For the last bag, started on the fourth day, I decided to ignore her completely and work as if I was at home in my studio. I put on my headphones to block out the chatter around me and set to work. When a fellow student sent me this photo, I couldn’t believe how happy I looked because I thought I was miserable the whole time. Clearly, when I threw the monkey off my shoulder I can really let go and enjoy the process.


I borrowed another student’s template instead of sewing my own (she made us sew two pieces of bubblewrap together for a resist). I cut little slices of a sushi roll brought from home and embedded them in the top layer of the bag, then covered the pinwheels with more maroon roving. The pink bits are hand dyed silk cap I bought last summer at The Fiber Studio in Henniker, NH. Then I felted the bugger out of it. Start to finish, this bag took seven hours to make. It has a seamless nunofelt pocket inside (the silk gives the pocket extra staying power for heavy phone and keys). The bottom was pulled and stretched during felting so it can stand up without toppling over. It is the perfect carry-everything catch all bag.

A couple of additional techniques I learned, actual felting lessons:

  • Use needle-nose pliers to pull felt out from the middle in order to straighten the edges
  • Attach i-cord to a flat piece of felt by making a brush end

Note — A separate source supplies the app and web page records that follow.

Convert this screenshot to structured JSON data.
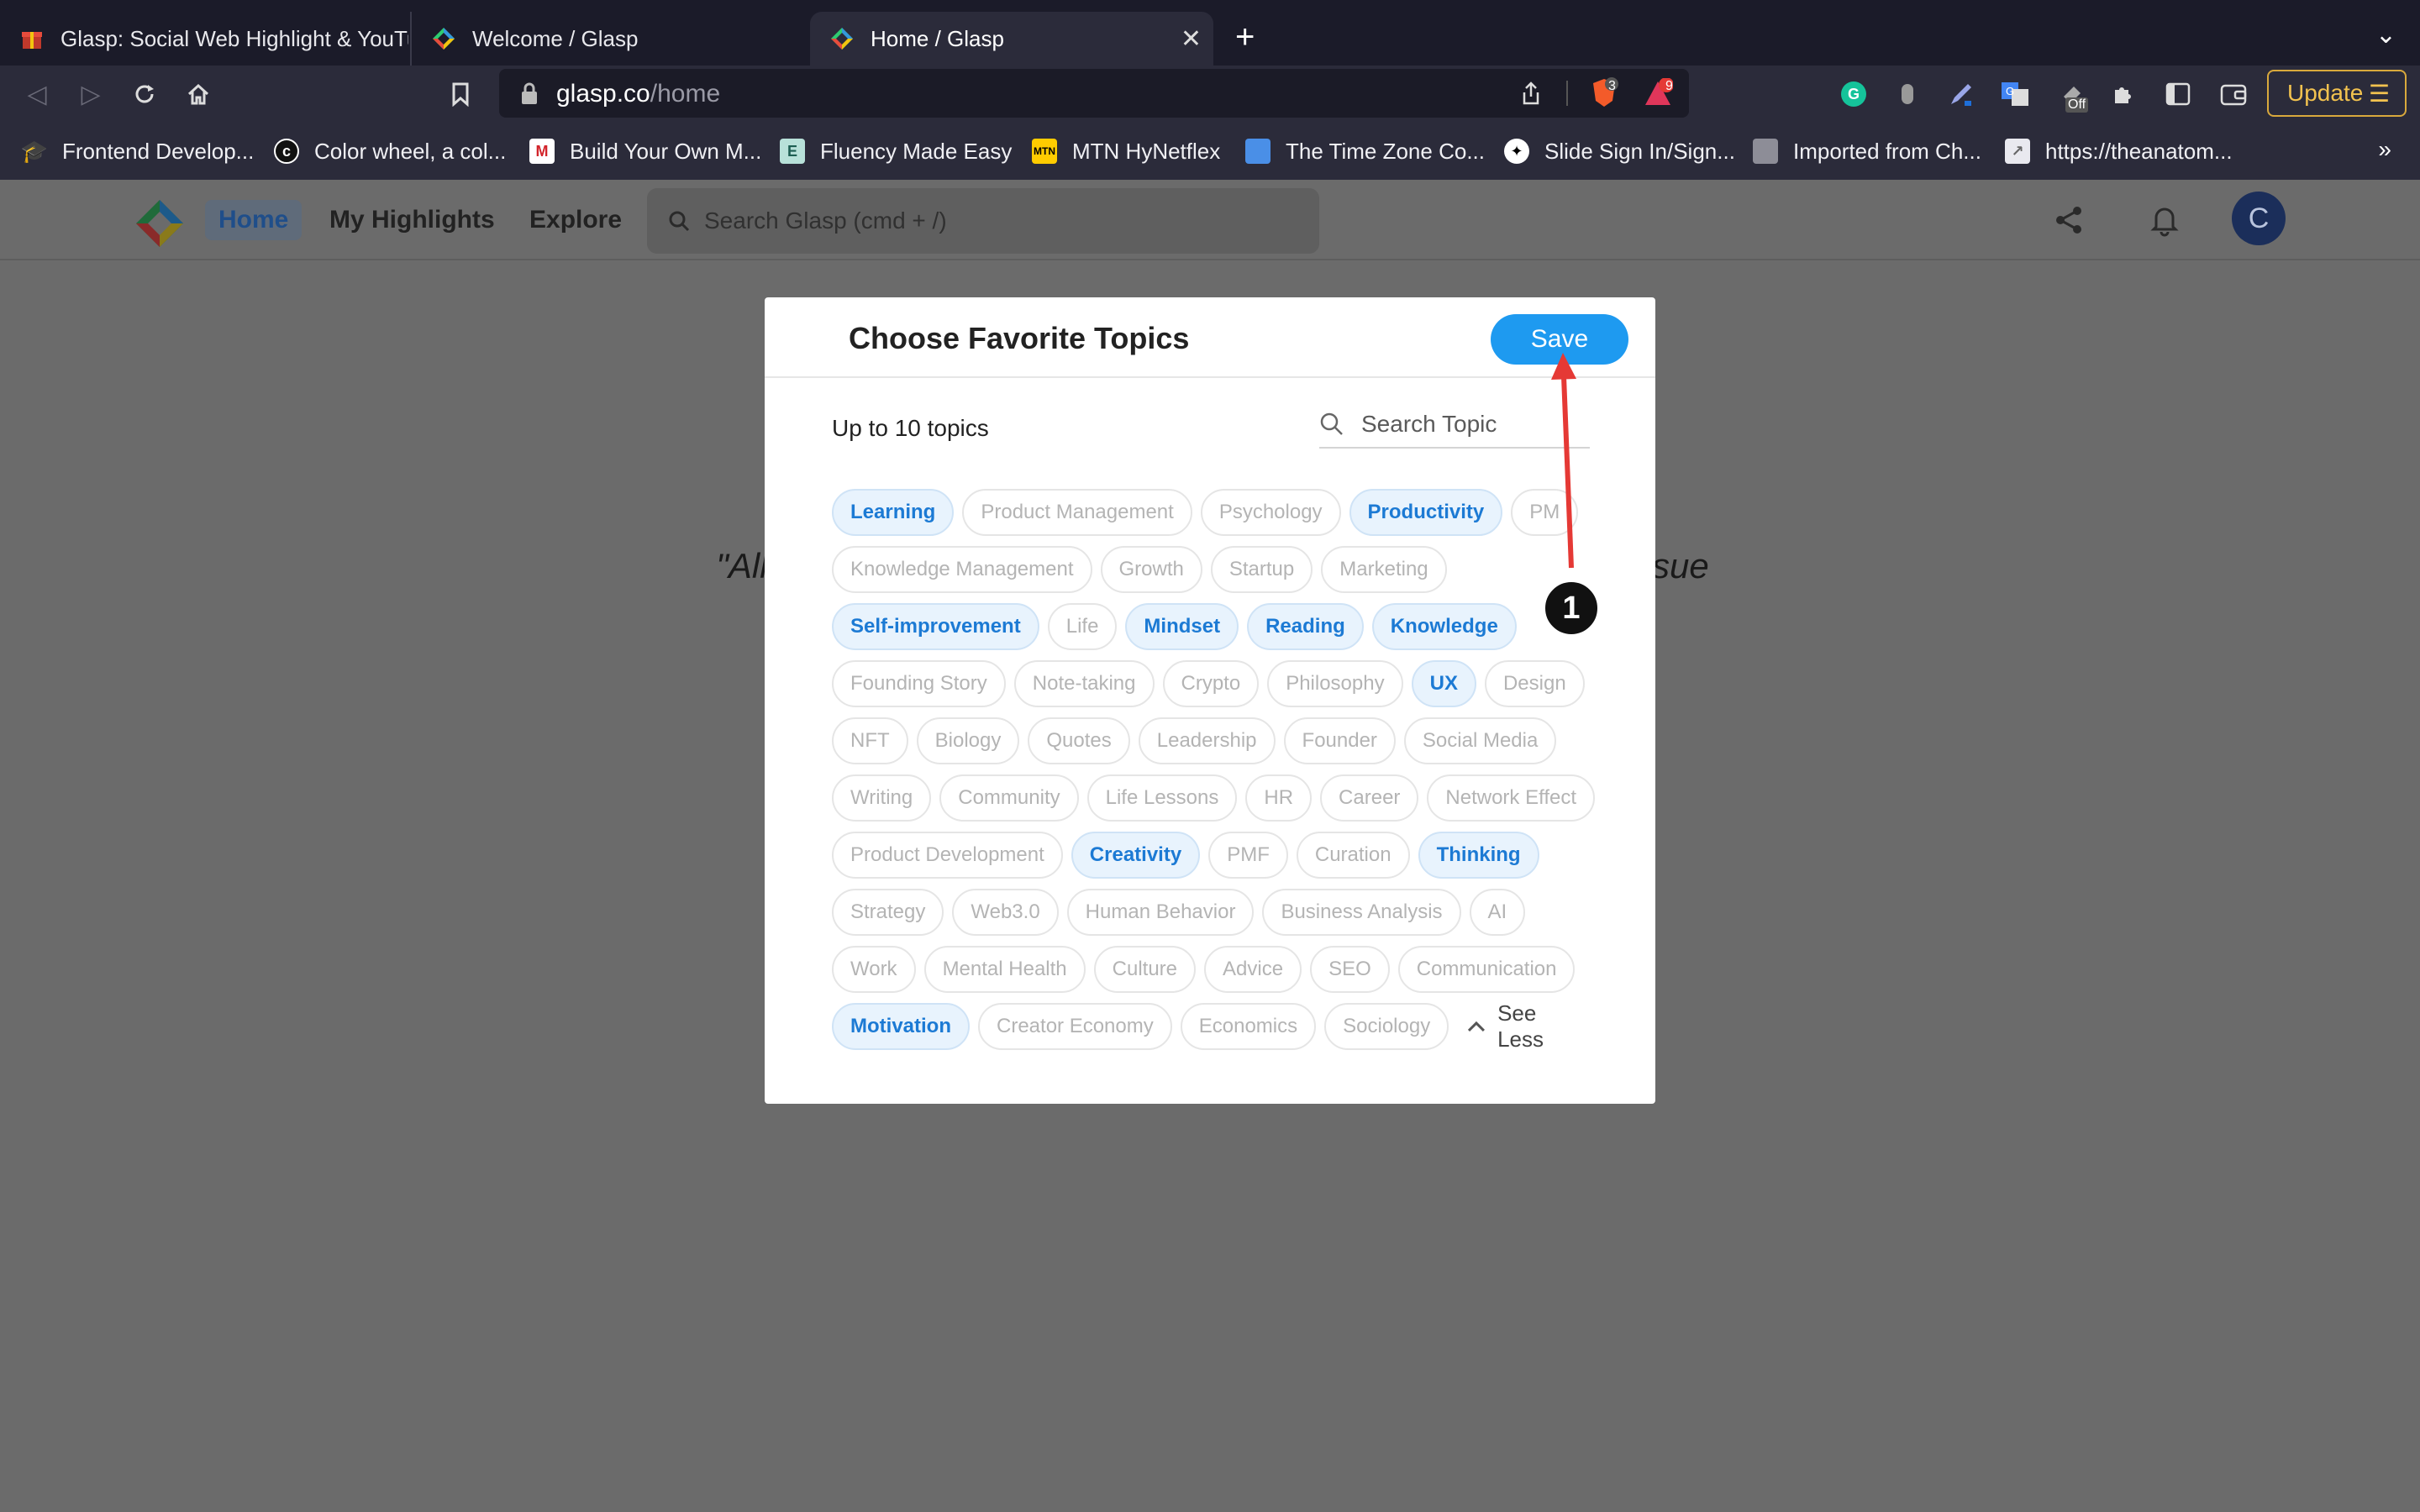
{
  "browser": {
    "tabs": [
      {
        "title": "Glasp: Social Web Highlight & YouTu",
        "icon": "gift-favicon"
      },
      {
        "title": "Welcome / Glasp",
        "icon": "glasp-favicon"
      },
      {
        "title": "Home / Glasp",
        "icon": "glasp-favicon",
        "active": true
      }
    ],
    "url_host": "glasp.co",
    "url_path": "/home",
    "brave_badge": "3",
    "rewards_badge": "9",
    "ext_off_label": "Off",
    "update_label": "Update",
    "bookmarks": [
      {
        "label": "Frontend Develop..."
      },
      {
        "label": "Color wheel, a col..."
      },
      {
        "label": "Build Your Own M..."
      },
      {
        "label": "Fluency Made Easy"
      },
      {
        "label": "MTN HyNetflex"
      },
      {
        "label": "The Time Zone Co..."
      },
      {
        "label": "Slide Sign In/Sign..."
      },
      {
        "label": "Imported from Ch..."
      },
      {
        "label": "https://theanatom..."
      }
    ],
    "bookmarks_more": "»"
  },
  "site": {
    "nav": {
      "home": "Home",
      "highlights": "My Highlights",
      "explore": "Explore"
    },
    "search_placeholder": "Search Glasp (cmd + /)",
    "avatar_initial": "C",
    "quote_left": "\"All",
    "quote_right": "sue"
  },
  "modal": {
    "title": "Choose Favorite Topics",
    "save_label": "Save",
    "limit_text": "Up to 10 topics",
    "search_placeholder": "Search Topic",
    "see_less_label": "See Less",
    "topic_rows": [
      [
        {
          "label": "Learning",
          "selected": true
        },
        {
          "label": "Product Management"
        },
        {
          "label": "Psychology"
        },
        {
          "label": "Productivity",
          "selected": true
        },
        {
          "label": "PM"
        }
      ],
      [
        {
          "label": "Knowledge Management"
        },
        {
          "label": "Growth"
        },
        {
          "label": "Startup"
        },
        {
          "label": "Marketing"
        }
      ],
      [
        {
          "label": "Self-improvement",
          "selected": true
        },
        {
          "label": "Life"
        },
        {
          "label": "Mindset",
          "selected": true
        },
        {
          "label": "Reading",
          "selected": true
        },
        {
          "label": "Knowledge",
          "selected": true
        }
      ],
      [
        {
          "label": "Founding Story"
        },
        {
          "label": "Note-taking"
        },
        {
          "label": "Crypto"
        },
        {
          "label": "Philosophy"
        },
        {
          "label": "UX",
          "selected": true
        },
        {
          "label": "Design"
        }
      ],
      [
        {
          "label": "NFT"
        },
        {
          "label": "Biology"
        },
        {
          "label": "Quotes"
        },
        {
          "label": "Leadership"
        },
        {
          "label": "Founder"
        },
        {
          "label": "Social Media"
        }
      ],
      [
        {
          "label": "Writing"
        },
        {
          "label": "Community"
        },
        {
          "label": "Life Lessons"
        },
        {
          "label": "HR"
        },
        {
          "label": "Career"
        },
        {
          "label": "Network Effect"
        }
      ],
      [
        {
          "label": "Product Development"
        },
        {
          "label": "Creativity",
          "selected": true
        },
        {
          "label": "PMF"
        },
        {
          "label": "Curation"
        },
        {
          "label": "Thinking",
          "selected": true
        }
      ],
      [
        {
          "label": "Strategy"
        },
        {
          "label": "Web3.0"
        },
        {
          "label": "Human Behavior"
        },
        {
          "label": "Business Analysis"
        },
        {
          "label": "AI"
        }
      ],
      [
        {
          "label": "Work"
        },
        {
          "label": "Mental Health"
        },
        {
          "label": "Culture"
        },
        {
          "label": "Advice"
        },
        {
          "label": "SEO"
        },
        {
          "label": "Communication"
        }
      ],
      [
        {
          "label": "Motivation",
          "selected": true
        },
        {
          "label": "Creator Economy"
        },
        {
          "label": "Economics"
        },
        {
          "label": "Sociology"
        }
      ]
    ]
  },
  "annotation": {
    "step_number": "1",
    "arrow_color": "#e53935"
  },
  "colors": {
    "accent": "#1e9af0",
    "selected_chip_bg": "#e8f3fd",
    "selected_chip_text": "#1c7ad4",
    "update_border": "#d9a93c"
  }
}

Finally, after reflecting long and hard I realized that I knew a lot more than I thought I knew going into the class. Though self-taught, I have spent a lot of time analyzing my process and looking critically at my pieces. I now felt a lot harder and longer than I did before the workshop, but I also appreciate the place I am in now. I do know enough to continue teaching, and I don’t think I send any of my students home crying (please correct me if I’m wrong on this score). I will choose future classes carefully, only after speaking to someone who has studied under that teacher and knowing ahead of time what I hope to get out of the class.

The best thing that came out of that workshop was meeting two fabulous felters and intrepid travelers who drove day and night from Nevada and the Oregon Coast to attend the workshop. We stayed up late sharing, consoling, griping and praising each other. For their company, and the company of my dear partner in crime, Linda, who suffered  through it all with me, I am eternally grateful.

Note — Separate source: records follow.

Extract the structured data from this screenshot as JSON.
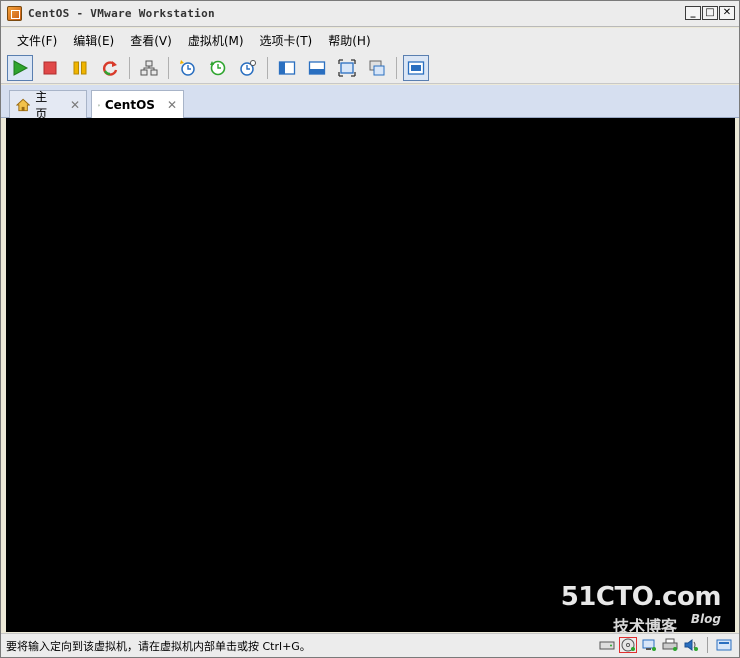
{
  "window": {
    "title": "CentOS - VMware Workstation",
    "buttons": {
      "minimize": "_",
      "maximize": "□",
      "close": "✕"
    }
  },
  "menu": [
    {
      "label": "文件(F)"
    },
    {
      "label": "编辑(E)"
    },
    {
      "label": "查看(V)"
    },
    {
      "label": "虚拟机(M)"
    },
    {
      "label": "选项卡(T)"
    },
    {
      "label": "帮助(H)"
    }
  ],
  "tabs": [
    {
      "label": "主页",
      "icon": "home-icon",
      "selected": false
    },
    {
      "label": "CentOS",
      "icon": "vm-icon",
      "selected": true
    }
  ],
  "status": {
    "message": "要将输入定向到该虚拟机，请在虚拟机内部单击或按 Ctrl+G。"
  },
  "watermark": {
    "logo": "51CTO.com",
    "sub": "技术博客",
    "blog": "Blog"
  },
  "colors": {
    "play": "#2fa52f",
    "stop": "#e04848",
    "pause": "#f0b400",
    "reset": "#d83a2a",
    "accent_blue": "#2a6fc0",
    "tab_strip": "#d6dff0"
  }
}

For the Birds

When I went away to the cabin in July, I had a few things I wanted to do with my time:

read some books (check, Fifty Miles to Tomorrow and When the Body Says No for me, several Roald Dahl and L.M. Montgomery for the younger set)
felt some flowers and soap (check, twelve flowers and 72 bars of soap thanks to the many helpers)
make a baby gift for my sister-in-law

As I packed, I tossed in three onesies I had bought on a whim a few weeks prior, a Michael Miller fabric remnant bought on clearance and a package of Heat ‘n Bond Lite. Not sure what to do with my supplies, I ignored the project until the last week of the vacation when suddenly inspiration hit like a bolt of lightning, as it is wont to do sometimes.

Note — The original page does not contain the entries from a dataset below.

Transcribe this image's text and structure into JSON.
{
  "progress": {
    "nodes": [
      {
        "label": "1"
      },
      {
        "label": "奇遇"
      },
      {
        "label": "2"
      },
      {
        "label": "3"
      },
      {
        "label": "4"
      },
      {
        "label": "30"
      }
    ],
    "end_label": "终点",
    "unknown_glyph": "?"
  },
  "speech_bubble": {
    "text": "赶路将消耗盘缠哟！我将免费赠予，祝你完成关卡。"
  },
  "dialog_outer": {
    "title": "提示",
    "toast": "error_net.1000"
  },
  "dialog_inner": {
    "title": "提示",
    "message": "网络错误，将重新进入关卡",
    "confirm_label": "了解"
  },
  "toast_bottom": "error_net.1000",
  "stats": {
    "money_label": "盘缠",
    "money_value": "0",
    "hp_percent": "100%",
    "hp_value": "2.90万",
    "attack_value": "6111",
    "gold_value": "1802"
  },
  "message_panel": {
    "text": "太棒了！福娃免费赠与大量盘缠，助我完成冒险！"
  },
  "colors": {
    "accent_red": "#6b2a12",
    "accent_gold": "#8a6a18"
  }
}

One of the girls staying at the cabin across the path from ours was wearing a t-shirt illustrated with sweet little birds. Sitting at the picnic table in front of her house, idly passing the time with a bunch of girls, I sketched a few versions of those birds.


Then it was a matter of tracing my birds onto the wrong side of the fabric plus the Heat ‘n Bond Lite, cutting out the shapes, and ironing them to the shirt. That part was done in a couple of hours after the kids were soundly asleep. Then I packed some embroidery floss and the shirts with me to the beach for several days until each bird was outlined and I had added a beak, legs and an eye  (apologies to Lisa for any smudges on the shirts – they were clean when I bought them). Ta-da! Mission accomplished.

Flickr Photos